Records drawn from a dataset
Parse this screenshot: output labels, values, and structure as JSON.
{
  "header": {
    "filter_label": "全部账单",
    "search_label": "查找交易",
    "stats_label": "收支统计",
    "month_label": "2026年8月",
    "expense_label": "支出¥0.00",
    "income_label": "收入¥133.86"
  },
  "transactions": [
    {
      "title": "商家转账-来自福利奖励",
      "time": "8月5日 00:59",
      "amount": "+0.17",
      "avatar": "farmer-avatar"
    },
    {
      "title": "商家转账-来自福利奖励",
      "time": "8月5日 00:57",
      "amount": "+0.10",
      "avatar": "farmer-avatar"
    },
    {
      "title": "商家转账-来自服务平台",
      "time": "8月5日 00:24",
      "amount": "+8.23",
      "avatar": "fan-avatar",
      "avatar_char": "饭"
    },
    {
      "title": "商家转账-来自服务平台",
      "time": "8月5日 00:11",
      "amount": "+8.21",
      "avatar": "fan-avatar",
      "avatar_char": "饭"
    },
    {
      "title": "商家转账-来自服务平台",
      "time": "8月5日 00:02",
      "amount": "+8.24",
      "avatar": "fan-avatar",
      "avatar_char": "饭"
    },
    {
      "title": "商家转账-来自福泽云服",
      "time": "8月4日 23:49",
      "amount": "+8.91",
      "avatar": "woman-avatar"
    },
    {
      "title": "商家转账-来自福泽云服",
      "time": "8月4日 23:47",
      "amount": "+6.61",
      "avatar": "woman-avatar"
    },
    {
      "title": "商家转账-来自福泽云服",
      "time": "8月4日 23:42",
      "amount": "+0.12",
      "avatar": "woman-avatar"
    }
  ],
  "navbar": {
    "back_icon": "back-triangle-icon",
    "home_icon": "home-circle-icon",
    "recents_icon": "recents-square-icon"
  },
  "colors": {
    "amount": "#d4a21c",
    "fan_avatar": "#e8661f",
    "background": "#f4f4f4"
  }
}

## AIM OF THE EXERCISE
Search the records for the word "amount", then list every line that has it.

## RESULT FOR THIS TASK
      "amount": "+0.17",
      "amount": "+0.10",
      "amount": "+8.23",
      "amount": "+8.21",
      "amount": "+8.24",
      "amount": "+8.91",
      "amount": "+6.61",
      "amount": "+0.12",
    "amount": "#d4a21c",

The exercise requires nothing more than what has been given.